[Excerpts from an interface dataset]
=== Section Start ===
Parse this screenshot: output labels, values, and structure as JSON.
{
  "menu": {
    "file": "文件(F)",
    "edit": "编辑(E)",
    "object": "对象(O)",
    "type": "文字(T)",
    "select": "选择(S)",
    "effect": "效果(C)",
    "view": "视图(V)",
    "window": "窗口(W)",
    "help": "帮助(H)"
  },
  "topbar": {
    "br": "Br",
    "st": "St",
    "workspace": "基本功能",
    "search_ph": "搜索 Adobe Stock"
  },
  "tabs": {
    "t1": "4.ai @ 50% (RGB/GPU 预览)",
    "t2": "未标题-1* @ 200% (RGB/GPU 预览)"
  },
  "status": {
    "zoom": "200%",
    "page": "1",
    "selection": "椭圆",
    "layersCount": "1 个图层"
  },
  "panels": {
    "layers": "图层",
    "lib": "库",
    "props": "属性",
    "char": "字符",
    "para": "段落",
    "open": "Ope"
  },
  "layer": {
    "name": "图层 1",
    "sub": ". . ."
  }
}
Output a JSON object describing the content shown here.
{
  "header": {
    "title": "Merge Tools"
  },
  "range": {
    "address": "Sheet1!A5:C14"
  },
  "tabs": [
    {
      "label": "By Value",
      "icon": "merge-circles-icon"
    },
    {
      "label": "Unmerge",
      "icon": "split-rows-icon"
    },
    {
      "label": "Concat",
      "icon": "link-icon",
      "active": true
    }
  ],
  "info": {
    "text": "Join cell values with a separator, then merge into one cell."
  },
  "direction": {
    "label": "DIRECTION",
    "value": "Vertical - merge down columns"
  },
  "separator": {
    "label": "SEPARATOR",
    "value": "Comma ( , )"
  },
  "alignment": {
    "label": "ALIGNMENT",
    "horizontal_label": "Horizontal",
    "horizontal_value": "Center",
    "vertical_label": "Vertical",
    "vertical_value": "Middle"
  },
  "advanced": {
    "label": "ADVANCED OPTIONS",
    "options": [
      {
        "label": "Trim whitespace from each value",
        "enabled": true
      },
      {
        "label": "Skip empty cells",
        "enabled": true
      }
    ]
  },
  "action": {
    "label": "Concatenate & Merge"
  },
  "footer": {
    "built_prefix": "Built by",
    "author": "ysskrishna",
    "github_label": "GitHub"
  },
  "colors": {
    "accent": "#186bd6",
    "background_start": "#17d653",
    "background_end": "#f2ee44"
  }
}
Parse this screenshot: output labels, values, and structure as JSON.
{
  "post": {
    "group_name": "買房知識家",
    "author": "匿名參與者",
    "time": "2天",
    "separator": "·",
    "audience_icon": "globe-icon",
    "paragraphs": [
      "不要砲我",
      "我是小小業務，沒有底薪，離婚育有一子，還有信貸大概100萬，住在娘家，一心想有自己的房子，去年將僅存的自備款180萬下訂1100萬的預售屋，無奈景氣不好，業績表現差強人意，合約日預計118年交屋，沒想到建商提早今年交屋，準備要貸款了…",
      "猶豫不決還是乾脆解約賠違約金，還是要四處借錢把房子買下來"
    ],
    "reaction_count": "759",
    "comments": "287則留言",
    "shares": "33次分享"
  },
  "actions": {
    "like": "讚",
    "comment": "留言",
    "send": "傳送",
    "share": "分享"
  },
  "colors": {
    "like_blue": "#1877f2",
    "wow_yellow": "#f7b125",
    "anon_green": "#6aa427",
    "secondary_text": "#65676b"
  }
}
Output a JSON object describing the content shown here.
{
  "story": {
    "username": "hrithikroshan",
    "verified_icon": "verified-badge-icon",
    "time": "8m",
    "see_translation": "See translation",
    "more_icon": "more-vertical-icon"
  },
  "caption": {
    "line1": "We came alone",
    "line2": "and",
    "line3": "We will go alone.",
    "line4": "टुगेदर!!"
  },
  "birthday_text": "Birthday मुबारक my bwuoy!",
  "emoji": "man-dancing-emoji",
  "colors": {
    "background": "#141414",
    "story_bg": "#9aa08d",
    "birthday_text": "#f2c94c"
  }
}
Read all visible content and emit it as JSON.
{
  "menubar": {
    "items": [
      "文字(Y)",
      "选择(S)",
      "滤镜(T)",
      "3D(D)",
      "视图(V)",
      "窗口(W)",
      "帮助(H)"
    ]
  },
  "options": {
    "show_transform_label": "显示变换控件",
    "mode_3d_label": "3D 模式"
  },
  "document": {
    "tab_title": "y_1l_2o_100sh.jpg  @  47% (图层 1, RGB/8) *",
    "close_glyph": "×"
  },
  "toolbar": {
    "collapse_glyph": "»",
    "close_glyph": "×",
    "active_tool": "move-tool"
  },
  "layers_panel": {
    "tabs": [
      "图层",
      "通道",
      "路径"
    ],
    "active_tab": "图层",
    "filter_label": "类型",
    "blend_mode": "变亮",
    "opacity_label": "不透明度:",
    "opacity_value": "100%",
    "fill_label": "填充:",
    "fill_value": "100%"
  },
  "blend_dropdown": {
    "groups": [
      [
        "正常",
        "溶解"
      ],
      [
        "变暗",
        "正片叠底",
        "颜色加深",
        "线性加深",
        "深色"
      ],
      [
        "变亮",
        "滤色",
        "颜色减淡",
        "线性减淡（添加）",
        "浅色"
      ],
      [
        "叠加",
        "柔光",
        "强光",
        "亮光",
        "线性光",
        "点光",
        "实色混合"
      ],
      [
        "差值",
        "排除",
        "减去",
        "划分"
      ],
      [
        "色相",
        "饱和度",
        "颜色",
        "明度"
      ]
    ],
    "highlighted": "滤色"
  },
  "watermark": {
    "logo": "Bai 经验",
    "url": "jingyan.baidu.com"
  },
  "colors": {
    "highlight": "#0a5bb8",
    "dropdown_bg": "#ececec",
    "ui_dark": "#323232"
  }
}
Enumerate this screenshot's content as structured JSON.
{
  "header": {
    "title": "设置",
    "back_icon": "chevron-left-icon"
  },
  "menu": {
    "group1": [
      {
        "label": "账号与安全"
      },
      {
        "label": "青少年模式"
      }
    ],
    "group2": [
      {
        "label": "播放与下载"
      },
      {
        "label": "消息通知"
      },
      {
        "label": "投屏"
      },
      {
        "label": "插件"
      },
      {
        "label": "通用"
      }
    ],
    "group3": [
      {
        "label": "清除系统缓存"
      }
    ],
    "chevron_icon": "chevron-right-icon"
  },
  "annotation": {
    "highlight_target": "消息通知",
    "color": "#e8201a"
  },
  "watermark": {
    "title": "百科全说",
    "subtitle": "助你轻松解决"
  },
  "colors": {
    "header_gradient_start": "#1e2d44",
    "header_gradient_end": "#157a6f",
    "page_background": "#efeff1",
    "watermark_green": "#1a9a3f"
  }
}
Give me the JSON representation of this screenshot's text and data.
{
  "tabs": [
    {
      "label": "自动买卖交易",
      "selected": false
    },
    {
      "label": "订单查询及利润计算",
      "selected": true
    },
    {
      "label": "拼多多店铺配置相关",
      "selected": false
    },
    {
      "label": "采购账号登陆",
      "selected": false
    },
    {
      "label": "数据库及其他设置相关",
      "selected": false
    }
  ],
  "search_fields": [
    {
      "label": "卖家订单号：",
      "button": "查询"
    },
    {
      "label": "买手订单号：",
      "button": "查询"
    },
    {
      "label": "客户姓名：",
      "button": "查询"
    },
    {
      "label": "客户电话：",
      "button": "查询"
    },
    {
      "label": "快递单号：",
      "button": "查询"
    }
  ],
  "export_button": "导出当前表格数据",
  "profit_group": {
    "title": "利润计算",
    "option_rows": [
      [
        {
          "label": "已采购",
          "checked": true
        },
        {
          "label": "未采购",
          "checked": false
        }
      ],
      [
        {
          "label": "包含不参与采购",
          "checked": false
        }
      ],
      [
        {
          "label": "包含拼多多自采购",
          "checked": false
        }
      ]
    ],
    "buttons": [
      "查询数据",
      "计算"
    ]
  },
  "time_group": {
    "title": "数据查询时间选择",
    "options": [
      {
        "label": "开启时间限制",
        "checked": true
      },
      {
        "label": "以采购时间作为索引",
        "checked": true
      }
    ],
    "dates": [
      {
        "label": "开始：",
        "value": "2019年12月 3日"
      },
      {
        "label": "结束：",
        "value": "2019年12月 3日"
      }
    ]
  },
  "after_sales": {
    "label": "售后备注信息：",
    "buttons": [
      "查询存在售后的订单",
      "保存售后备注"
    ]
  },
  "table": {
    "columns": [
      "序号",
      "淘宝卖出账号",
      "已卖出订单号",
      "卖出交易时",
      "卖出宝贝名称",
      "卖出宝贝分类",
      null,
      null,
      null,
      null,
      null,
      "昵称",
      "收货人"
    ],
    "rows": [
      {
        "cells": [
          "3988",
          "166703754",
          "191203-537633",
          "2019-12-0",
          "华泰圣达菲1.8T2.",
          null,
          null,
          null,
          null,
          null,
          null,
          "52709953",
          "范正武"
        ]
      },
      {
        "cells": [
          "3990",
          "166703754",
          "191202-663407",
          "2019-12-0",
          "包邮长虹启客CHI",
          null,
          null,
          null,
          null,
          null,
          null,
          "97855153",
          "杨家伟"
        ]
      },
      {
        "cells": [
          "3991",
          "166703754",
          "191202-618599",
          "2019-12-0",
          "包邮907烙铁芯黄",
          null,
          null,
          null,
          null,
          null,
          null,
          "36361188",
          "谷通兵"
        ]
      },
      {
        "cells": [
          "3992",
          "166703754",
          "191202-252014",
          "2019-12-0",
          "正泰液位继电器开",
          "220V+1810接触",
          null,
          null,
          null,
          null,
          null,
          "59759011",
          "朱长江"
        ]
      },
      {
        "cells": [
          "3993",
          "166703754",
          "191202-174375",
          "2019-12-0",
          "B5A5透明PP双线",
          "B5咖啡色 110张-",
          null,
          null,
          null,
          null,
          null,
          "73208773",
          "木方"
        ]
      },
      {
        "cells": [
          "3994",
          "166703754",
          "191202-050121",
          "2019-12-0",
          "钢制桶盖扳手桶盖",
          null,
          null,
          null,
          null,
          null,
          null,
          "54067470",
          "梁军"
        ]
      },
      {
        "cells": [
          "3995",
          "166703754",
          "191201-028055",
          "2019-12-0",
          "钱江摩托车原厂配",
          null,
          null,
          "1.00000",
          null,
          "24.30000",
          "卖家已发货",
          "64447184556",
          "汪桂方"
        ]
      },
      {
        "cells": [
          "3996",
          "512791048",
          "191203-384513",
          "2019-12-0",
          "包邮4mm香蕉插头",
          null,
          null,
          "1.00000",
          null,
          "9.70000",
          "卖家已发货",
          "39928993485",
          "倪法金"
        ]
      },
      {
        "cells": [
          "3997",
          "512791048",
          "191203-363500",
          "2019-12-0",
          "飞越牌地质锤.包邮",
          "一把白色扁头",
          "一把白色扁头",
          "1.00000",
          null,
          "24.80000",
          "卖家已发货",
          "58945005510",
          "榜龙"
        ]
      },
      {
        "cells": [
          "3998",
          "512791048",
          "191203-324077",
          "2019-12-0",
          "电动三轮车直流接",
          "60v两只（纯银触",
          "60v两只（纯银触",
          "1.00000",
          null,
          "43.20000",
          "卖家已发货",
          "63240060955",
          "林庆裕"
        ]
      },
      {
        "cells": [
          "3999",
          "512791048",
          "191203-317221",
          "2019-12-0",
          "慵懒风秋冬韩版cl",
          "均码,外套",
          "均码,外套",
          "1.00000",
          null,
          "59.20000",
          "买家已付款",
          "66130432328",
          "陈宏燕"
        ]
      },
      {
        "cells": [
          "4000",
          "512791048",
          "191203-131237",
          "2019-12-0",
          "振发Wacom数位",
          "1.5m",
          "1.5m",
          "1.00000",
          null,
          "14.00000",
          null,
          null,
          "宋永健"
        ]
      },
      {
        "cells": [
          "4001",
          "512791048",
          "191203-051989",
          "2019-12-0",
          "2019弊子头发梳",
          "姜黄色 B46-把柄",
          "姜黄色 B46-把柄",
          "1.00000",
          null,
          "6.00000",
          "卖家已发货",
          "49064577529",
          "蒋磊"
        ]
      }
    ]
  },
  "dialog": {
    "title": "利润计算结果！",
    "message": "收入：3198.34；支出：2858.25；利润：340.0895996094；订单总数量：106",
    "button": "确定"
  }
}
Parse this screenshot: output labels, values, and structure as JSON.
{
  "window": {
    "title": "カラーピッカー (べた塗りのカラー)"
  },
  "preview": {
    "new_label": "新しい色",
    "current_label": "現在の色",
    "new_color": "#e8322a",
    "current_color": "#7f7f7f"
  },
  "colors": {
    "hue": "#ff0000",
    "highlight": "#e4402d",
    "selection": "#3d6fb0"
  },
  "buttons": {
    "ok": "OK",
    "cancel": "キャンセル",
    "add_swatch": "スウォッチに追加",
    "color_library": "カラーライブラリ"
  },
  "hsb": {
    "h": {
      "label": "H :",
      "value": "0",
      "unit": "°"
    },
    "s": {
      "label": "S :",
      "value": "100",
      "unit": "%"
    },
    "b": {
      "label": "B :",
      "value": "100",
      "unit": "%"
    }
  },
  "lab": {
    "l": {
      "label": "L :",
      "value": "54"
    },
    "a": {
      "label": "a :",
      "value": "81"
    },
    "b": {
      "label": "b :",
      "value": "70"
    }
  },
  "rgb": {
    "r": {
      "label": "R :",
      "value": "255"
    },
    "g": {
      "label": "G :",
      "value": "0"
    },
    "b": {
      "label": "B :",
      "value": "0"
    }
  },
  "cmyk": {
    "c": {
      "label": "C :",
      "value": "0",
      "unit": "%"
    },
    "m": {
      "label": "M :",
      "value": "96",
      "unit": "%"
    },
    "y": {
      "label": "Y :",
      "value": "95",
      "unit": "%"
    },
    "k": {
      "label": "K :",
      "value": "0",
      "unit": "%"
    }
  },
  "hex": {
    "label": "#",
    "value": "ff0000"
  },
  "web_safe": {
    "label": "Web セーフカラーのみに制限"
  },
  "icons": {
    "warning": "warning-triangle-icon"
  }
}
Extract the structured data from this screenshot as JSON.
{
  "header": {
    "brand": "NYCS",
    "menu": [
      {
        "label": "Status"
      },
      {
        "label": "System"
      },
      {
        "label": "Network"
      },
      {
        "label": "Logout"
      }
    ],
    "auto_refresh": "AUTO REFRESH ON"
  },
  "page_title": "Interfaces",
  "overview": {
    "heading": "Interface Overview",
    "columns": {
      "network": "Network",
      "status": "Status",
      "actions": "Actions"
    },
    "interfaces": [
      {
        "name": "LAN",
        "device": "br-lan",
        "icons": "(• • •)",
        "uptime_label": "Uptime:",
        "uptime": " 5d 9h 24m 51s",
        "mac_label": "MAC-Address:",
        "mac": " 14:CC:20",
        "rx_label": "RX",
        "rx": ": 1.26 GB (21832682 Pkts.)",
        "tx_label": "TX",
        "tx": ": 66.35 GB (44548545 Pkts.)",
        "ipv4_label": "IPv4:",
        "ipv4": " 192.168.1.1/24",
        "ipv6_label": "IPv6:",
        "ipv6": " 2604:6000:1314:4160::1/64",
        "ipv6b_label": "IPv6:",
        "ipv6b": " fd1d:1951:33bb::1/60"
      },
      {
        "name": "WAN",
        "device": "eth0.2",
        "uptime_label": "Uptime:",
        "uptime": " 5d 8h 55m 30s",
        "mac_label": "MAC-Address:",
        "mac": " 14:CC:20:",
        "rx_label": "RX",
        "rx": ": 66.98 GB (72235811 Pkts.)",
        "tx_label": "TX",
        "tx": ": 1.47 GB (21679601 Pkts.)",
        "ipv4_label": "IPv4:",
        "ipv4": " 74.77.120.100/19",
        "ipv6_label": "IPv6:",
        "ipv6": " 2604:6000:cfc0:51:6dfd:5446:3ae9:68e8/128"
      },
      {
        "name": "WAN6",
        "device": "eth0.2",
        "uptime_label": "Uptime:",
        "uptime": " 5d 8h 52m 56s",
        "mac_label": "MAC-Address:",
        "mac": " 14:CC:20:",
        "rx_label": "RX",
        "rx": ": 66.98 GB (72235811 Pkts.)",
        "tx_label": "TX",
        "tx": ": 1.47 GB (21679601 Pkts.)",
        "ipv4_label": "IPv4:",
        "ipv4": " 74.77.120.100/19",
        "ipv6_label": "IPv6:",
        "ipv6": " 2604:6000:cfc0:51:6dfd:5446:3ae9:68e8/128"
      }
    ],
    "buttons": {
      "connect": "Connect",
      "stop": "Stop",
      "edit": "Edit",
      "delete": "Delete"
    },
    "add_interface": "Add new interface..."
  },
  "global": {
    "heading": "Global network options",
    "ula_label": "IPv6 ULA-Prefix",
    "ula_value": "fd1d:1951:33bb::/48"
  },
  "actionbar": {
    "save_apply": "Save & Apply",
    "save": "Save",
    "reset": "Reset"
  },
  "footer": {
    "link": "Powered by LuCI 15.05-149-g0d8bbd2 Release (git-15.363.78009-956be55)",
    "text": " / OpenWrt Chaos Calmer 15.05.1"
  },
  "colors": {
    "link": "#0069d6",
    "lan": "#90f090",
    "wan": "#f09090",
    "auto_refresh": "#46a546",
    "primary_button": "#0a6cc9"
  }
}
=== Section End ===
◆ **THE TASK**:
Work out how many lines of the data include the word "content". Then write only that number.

◆ **OUTPUT BELOW**:
4